Tunisian Islamic Front
According to the Journal of the Middle Eastern Review of International Affairs the Tunisian Islamic Group was founded by Rashid al-Ghannushi, who had previously founded the Nahda movement. The article discussed why radical Muslim groups don't agree to join in coalition governments. It stated that. in 1998, when it was published, Rashid al-Ghannushi was in exile in the United Kingdom.
- In May the extremist Tunisian Islamic Front (FIT) issued a warning that all foreigners in Tunisia should leave, but it did not follow up with any concrete threats or attacks. The group also claimed responsibility for a number of operations in Tunisia, including the murders of four policemen. Tunisian authorities have not confirmed or denied the claims.
- There are allegations that the FIT is working in conjunction with the Algerian Armed Islamic Group (GIA), and that its members may be training in GIA camps. Several Tunisians were taken into custody in 1995 for alleged involvement with the GIA network in Europe. The FIT claimed responsibility for an attack in February against a Tunisian border post on the Tunisia-Algeria border in which seven border guards were killed, but some officials blame the GIA possibly in conjunction with the FIT for the attack. As of 31 December, there were no similar incidents.

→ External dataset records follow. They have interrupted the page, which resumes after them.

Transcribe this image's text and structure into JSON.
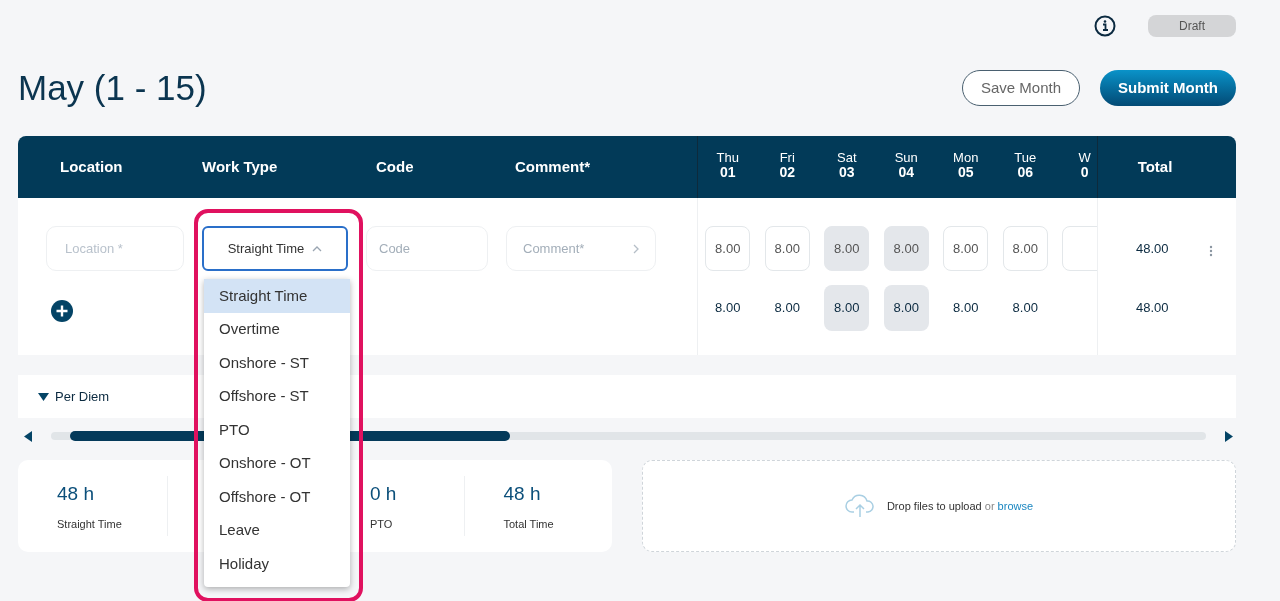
{
  "status": "Draft",
  "title": "May (1 - 15)",
  "buttons": [
    {
      "label": "Save Month",
      "kind": "secondary"
    },
    {
      "label": "Submit Month",
      "kind": "primary"
    }
  ],
  "table": {
    "columns": [
      "Location",
      "Work Type",
      "Code",
      "Comment*"
    ],
    "days": [
      {
        "day": "Thu",
        "date": "01",
        "weekend": false
      },
      {
        "day": "Fri",
        "date": "02",
        "weekend": false
      },
      {
        "day": "Sat",
        "date": "03",
        "weekend": true
      },
      {
        "day": "Sun",
        "date": "04",
        "weekend": true
      },
      {
        "day": "Mon",
        "date": "05",
        "weekend": false
      },
      {
        "day": "Tue",
        "date": "06",
        "weekend": false
      },
      {
        "day": "W",
        "date": "0",
        "weekend": false
      }
    ],
    "total_label": "Total",
    "row": {
      "location_placeholder": "Location *",
      "work_type": "Straight Time",
      "code_placeholder": "Code",
      "comment_placeholder": "Comment*",
      "hours": [
        "8.00",
        "8.00",
        "8.00",
        "8.00",
        "8.00",
        "8.00"
      ],
      "total": "48.00"
    },
    "totals": {
      "hours": [
        "8.00",
        "8.00",
        "8.00",
        "8.00",
        "8.00",
        "8.00"
      ],
      "total": "48.00"
    }
  },
  "dropdown": {
    "expanded": true,
    "options": [
      {
        "label": "Straight Time",
        "selected": true
      },
      {
        "label": "Overtime",
        "selected": false
      },
      {
        "label": "Onshore - ST",
        "selected": false
      },
      {
        "label": "Offshore - ST",
        "selected": false
      },
      {
        "label": "PTO",
        "selected": false
      },
      {
        "label": "Onshore - OT",
        "selected": false
      },
      {
        "label": "Offshore - OT",
        "selected": false
      },
      {
        "label": "Leave",
        "selected": false
      },
      {
        "label": "Holiday",
        "selected": false
      }
    ]
  },
  "per_diem": {
    "label": "Per Diem",
    "expanded": true
  },
  "summary": [
    {
      "value": "48 h",
      "label": "Straight Time"
    },
    {
      "value": "0 h",
      "label": "PTO"
    },
    {
      "value": "48 h",
      "label": "Total Time"
    }
  ],
  "upload": {
    "text": "Drop files to upload",
    "link_prefix": "or",
    "link": "browse"
  }
}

- The detainee is also a known member of the Tunisian Islamic Front (TIF).
- The Tunisian Islamic Front (FIT) is suspected to be the armed wing of En-Nahda.

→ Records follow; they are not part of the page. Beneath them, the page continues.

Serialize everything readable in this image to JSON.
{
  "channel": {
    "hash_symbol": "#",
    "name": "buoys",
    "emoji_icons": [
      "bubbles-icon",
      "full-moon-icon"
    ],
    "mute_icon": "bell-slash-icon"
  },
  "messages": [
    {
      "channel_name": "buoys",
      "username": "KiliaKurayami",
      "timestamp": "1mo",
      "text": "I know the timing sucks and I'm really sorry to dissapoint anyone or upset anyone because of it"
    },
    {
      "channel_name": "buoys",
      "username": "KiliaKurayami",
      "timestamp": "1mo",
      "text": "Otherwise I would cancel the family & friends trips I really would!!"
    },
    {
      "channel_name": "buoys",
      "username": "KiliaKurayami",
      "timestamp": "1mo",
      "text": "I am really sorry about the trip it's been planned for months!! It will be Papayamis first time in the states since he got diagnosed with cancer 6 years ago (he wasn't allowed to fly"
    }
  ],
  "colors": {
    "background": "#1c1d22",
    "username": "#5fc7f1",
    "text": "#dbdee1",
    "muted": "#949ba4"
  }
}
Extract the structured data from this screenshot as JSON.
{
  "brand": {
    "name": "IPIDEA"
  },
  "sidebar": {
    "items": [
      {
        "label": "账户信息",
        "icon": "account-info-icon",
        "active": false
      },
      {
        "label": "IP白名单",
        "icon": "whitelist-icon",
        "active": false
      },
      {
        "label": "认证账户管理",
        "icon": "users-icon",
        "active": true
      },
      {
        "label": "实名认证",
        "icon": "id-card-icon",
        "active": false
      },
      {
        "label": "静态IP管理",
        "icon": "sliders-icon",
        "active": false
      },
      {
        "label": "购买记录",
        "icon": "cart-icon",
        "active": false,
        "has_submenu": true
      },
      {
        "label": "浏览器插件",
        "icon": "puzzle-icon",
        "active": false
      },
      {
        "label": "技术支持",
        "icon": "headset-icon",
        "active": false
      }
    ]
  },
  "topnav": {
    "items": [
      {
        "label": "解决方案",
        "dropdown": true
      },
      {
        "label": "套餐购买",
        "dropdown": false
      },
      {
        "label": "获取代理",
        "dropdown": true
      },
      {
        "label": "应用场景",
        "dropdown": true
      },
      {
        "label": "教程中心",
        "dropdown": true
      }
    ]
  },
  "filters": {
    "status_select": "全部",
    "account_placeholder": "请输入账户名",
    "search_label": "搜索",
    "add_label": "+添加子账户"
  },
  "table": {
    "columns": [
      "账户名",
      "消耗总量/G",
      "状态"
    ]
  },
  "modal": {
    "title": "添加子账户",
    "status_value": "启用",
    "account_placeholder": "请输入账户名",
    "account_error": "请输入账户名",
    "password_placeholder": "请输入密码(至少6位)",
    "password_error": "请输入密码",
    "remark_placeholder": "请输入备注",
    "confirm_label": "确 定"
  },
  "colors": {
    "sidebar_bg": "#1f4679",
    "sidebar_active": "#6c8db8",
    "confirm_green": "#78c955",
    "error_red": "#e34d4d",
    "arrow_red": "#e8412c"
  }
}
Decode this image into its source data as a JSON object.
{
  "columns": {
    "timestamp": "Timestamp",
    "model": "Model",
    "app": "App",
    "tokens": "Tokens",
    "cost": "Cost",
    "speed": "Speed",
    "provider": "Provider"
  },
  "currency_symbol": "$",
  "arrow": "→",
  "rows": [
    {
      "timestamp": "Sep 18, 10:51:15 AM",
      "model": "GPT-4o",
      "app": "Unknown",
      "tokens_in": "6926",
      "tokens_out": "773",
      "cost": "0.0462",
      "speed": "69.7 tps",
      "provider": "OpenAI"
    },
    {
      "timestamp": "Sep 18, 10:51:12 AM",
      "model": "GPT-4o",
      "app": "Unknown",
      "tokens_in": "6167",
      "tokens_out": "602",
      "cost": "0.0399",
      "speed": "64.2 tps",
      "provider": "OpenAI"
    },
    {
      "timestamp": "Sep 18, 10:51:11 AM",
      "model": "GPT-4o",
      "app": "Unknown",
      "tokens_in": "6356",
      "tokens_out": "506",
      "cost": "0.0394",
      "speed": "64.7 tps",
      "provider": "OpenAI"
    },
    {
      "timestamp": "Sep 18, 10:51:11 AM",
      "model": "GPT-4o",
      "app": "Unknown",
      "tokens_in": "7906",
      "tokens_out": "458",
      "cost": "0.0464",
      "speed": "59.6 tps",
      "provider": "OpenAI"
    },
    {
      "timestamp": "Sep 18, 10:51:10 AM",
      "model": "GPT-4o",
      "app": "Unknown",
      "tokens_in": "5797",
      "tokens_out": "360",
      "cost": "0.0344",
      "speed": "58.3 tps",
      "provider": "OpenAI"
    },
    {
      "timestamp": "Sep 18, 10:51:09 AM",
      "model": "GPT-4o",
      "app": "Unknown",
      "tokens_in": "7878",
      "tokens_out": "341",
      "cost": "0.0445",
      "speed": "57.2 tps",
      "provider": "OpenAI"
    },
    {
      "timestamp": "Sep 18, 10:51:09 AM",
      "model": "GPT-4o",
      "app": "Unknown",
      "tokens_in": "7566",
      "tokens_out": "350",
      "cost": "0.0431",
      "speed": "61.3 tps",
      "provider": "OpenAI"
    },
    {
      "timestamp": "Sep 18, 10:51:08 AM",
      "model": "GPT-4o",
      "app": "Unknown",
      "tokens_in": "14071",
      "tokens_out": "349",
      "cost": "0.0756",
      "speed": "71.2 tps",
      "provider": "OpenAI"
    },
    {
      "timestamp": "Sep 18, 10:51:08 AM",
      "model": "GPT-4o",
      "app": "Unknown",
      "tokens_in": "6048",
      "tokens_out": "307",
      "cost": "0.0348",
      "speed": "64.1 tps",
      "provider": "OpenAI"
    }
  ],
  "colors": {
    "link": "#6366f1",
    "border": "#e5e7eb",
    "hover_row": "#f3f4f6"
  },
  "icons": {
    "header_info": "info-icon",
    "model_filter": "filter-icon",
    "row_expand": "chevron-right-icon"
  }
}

The Summary of Evidence prepared for Riyad Bil Mohammed Tahir Nasseri's second annual Administrative Review Board on 4 August 2006 stated:
- A foreign government has identified the detainee as a known member of the Tunisian Islamic Front.

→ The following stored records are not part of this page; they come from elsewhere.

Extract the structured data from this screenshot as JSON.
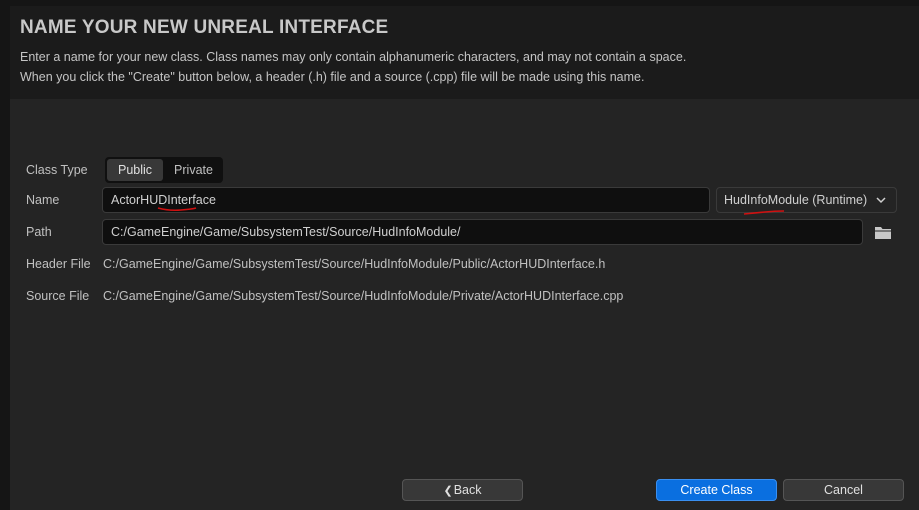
{
  "dialog": {
    "title": "NAME YOUR NEW UNREAL INTERFACE",
    "description_line1": "Enter a name for your new class. Class names may only contain alphanumeric characters, and may not contain a space.",
    "description_line2": "When you click the \"Create\" button below, a header (.h) file and a source (.cpp) file will be made using this name."
  },
  "form": {
    "class_type_label": "Class Type",
    "class_type_options": [
      "Public",
      "Private"
    ],
    "class_type_selected": "Public",
    "name_label": "Name",
    "name_value": "ActorHUDInterface",
    "module_value": "HudInfoModule (Runtime)",
    "path_label": "Path",
    "path_value": "C:/GameEngine/Game/SubsystemTest/Source/HudInfoModule/",
    "header_file_label": "Header File",
    "header_file_value": "C:/GameEngine/Game/SubsystemTest/Source/HudInfoModule/Public/ActorHUDInterface.h",
    "source_file_label": "Source File",
    "source_file_value": "C:/GameEngine/Game/SubsystemTest/Source/HudInfoModule/Private/ActorHUDInterface.cpp"
  },
  "footer": {
    "back_label": "Back",
    "create_label": "Create Class",
    "cancel_label": "Cancel"
  },
  "icons": {
    "back": "chevron-left-icon",
    "module_dropdown": "chevron-down-icon",
    "browse": "folder-icon"
  },
  "colors": {
    "accent": "#0a6fe0",
    "annotation": "#d01010"
  }
}
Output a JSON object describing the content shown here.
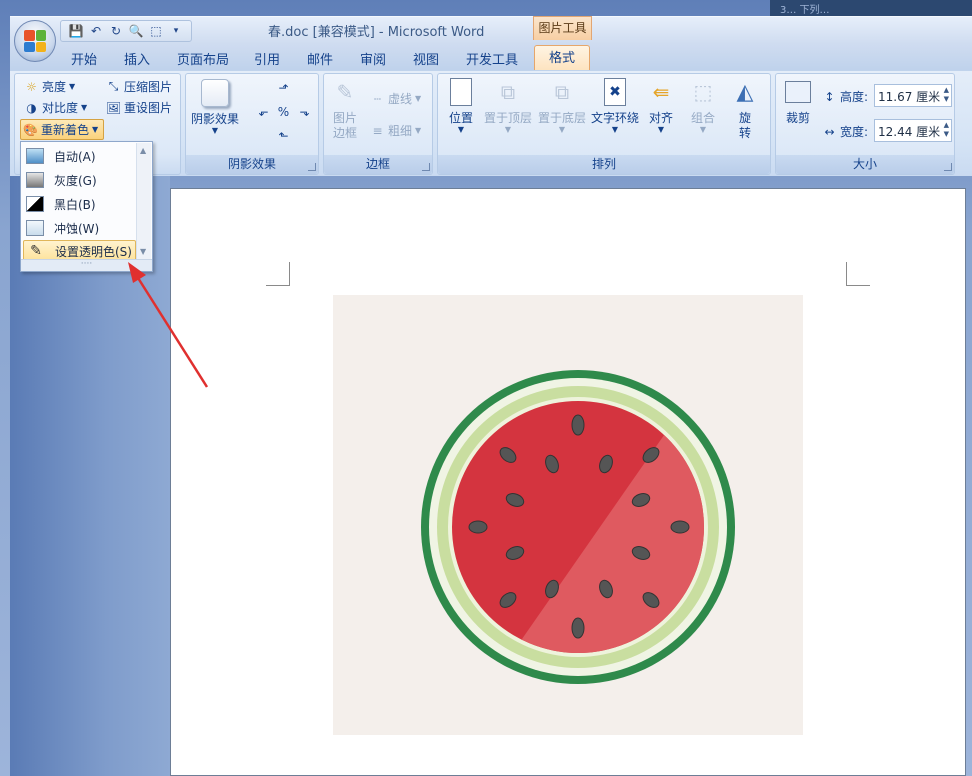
{
  "window": {
    "title": "春.doc [兼容模式] - Microsoft Word",
    "desktop_label": "3… 下列…"
  },
  "contextual_tab_group": "图片工具",
  "tabs": [
    "开始",
    "插入",
    "页面布局",
    "引用",
    "邮件",
    "审阅",
    "视图",
    "开发工具"
  ],
  "active_tab": "格式",
  "adjust": {
    "brightness": "亮度",
    "contrast": "对比度",
    "recolor": "重新着色",
    "compress": "压缩图片",
    "reset": "重设图片"
  },
  "recolor_menu": {
    "items": [
      {
        "label": "自动(A)",
        "name": "recolor-auto"
      },
      {
        "label": "灰度(G)",
        "name": "recolor-grayscale"
      },
      {
        "label": "黑白(B)",
        "name": "recolor-black-white"
      },
      {
        "label": "冲蚀(W)",
        "name": "recolor-washout"
      },
      {
        "label": "设置透明色(S)",
        "name": "set-transparent-color"
      }
    ]
  },
  "shadow_group": {
    "label": "阴影效果",
    "button": "阴影效果"
  },
  "border_group": {
    "label": "边框",
    "picture_border": "图片\n边框",
    "dashes": "虚线",
    "weight": "粗细"
  },
  "arrange_group": {
    "label": "排列",
    "position": "位置",
    "bring_front": "置于顶层",
    "send_back": "置于底层",
    "text_wrap": "文字环绕",
    "align": "对齐",
    "group": "组合",
    "rotate": "旋\n转"
  },
  "size_group": {
    "label": "大小",
    "crop": "裁剪",
    "height_label": "高度:",
    "height_value": "11.67 厘米",
    "width_label": "宽度:",
    "width_value": "12.44 厘米"
  },
  "colors": {
    "accent": "#15428b",
    "highlight": "#fde29a",
    "arrow": "#e0302f",
    "rind": "#2f8a4b",
    "flesh": "#d4343f"
  }
}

- According to a foreign government agency, it is suspected that Tunisian Islamic Front is the armed wing of En-Nahda. Members of the Tunisian Islamic Front have a range of contacts within the Islamic movement and would be in close contact with other Islamic extremists.
Alleged members and alleged associates
Alleged members and alleged associates of the Tunisian Islamic Front isn name notes 721 Abdullah al-Hajji Ben Amor
- Emmanuel Sivan (May 1998). "Why radical muslims aren't taking over governments". 2 (2). Middle Eastern Review of International Affairs. Retrieved 2008-05-06.
- "1995 Patterns of Global Terrorism". United States State Department. Retrieved 2008-05-05.
Elsewhere in North Africa, incidents of terrorist violence were low. Tunisian authorities maintained effective control of the internal security situation and, in particular, closely followed the activities of the Tunisian Islamic Front, which claimed responsibility for the murders of four policemen and has warned all foreigners to leave Tunisia. In Morocco, an Egyptian detonated a bomb in the consular section of the Russian Embassy, evidently to protest Russian policy in Chechnya. Islamic extremists continued efforts to smuggle weapons through Morocco into Algeria to support extremists there.
- OARDEC (27 April 2005). "Unclassified Summary of Evidence for Administrative Review Board in the case of Nasseri, Riyad Bil Mohammed Tahir" (PDF). United States Department of Defense. pp. pages 5–7. Archived from the original (PDF) on 14 December 2007. Retrieved 2008-05-05.
- OARDEC (4 August 2006). "Unclassified Summary of Evidence for Administrative Review Board in the case of Nasseri, Riyad Bil Mohammed Tahir" (PDF). United States Department of Defense. pp. pages 96–98. Retrieved 2008-05-05.
- Stephen Ulph (March 17, 2005). "Tunisian Government threatened by Islamist group". 2 (6). The Jamestown Foundation. Archived from the original on October 11, 2007. Retrieved 2008-05-05.
- Asharq Alawsat Interview with Mohamed Ali Harrath
- Jennifer Daskal (September 2, 2007). "A Fate Worse Than Guantanamo". Washington Post. p. B03. Retrieved 2008-05-05.